In our readings and listenings on minstrelsy, we have come across the minstrel song, “Carry Me Back to Old Virginny,” a sentimental tune seeming to long for simpler slave life back in the South. In an address to the State Legislature of Missouri, Dr. Joseph McDowell mentions this song as “the song of the old African,” arguing that it holds such a special place in the hearts and minds of former slaves because “no negro over left her soil but carried in his bosom a desire to return, and a vivid recollection of her hospitality and kindess”.1 The lyrics, pictured below, begin “Carry me back to old Virginny, There’s where the cotton and the corn and tatoes grow…. There’s where the old darkey’s heart am long’d to go.”
Written in 1878, the song was a “longtime staple” of minstrel shows2, a renowned favorite, bearing what we would deem now to be controversial lyrics. It was performed by many minstrel troupes, notably by the Georgia Minstrels, the “first successful all-black minstrel company,” of which the composer of this song was a prolific member.3 Furthermore, in 1940, the song was adopted by the state of Virginia as the official state song, and remained as such until 1997 when it was withdrawn due to complaints that the lyrics were racist, and was instead made the state song emeritus (an honorary state song).4

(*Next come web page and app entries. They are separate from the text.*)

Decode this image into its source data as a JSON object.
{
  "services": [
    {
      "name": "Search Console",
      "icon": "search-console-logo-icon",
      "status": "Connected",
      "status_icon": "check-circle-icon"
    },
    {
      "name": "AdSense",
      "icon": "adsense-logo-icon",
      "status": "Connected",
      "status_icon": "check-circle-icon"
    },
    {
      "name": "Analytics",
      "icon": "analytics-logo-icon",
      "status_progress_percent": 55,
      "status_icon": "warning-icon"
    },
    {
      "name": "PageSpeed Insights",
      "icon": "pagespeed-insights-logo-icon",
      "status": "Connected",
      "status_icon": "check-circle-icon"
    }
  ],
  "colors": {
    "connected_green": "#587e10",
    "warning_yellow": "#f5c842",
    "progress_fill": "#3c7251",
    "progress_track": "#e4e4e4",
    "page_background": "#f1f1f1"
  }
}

The element of this that I find most intriguing and complex is that the song was written by a black man, James Bland, to be performed in blackface minstrelsy. As we discussed in class, white people performing in blackface is an inappropriate and, quite frankly, a disgusting practice, but the morals get a bit trickier when it comes to black people performing in blackface. Bland used minstrel shows to his professional and financial benefit, using the stage as a platform to broadcast his musical compositions.5 In light of this, should we reconsider his song, “Carry Me Back to Old Virginny”? Is this a racist song? Or could it be a satire, “illustrating Southern white slaveholders’ longing for the past when they were masters and African Americans were under their subjugation”?6 Either way, is it wrong to discount a song that was a prominent feature of a man’s career that likely would not have come to fruition if it wasn’t for the popularity of minstrel shows, for better or for worse, blurring the color line and giving blacks the opportunity to participate in American popular culture?
1 McDowell, Joseph Nashe. 1860. “A letter to the Rev. Henry Ward Beecher, and an address to the legislature of the state of Missouri.” Slavery and Anti-Slavery. Gale. St. Olaf College Libraries. http://find.galegroup.com/sas/infomark.do?&source=gale&prodId=SAS&userGroupName=mnastolaf&tabID=T001&docPage=article&callistoContentSet=LCPC&searchType=AdvancedSearchForm&docId=DS4103086904&type=multipage&contentSet=ECCO&version=1.0&relevancePageBatch=DS103086895&docLevel=FASCIMILE (accessed March 8, 2018).
2 Hischak, Thomas. “‘Carry Me Back to Old Virginny’ (song, 1878).” The American Mosaic: The African American Experience, ABC-CLIO, 2018. africanamerican2.abc-clio.com/Search/Display/1571989 (accessed March 8, 2018).
3 Erickson, Shannon. “Bland, James A. (1854-1911).” Blackpast.org African American History. http://www.blackpast.org/aah/bland-james-1854-1911 (accessed March 8, 2018).
This is wonderful! I had no idea “Carry Me Back to Old Virginny” was the state song until so recently. (Sad face.) Thanks for sharing the sheet music with us, and thanks for acknowledging the complexity of Bland’s situation. I think I showed a picture of him in class on Tuesday – he was a really famous and successful minstrel, and I would *love* to know what he thought about his own profession and reputation. Keep up the great work!
PS Thanks for the extensive tags list. That is some exemplary tagging!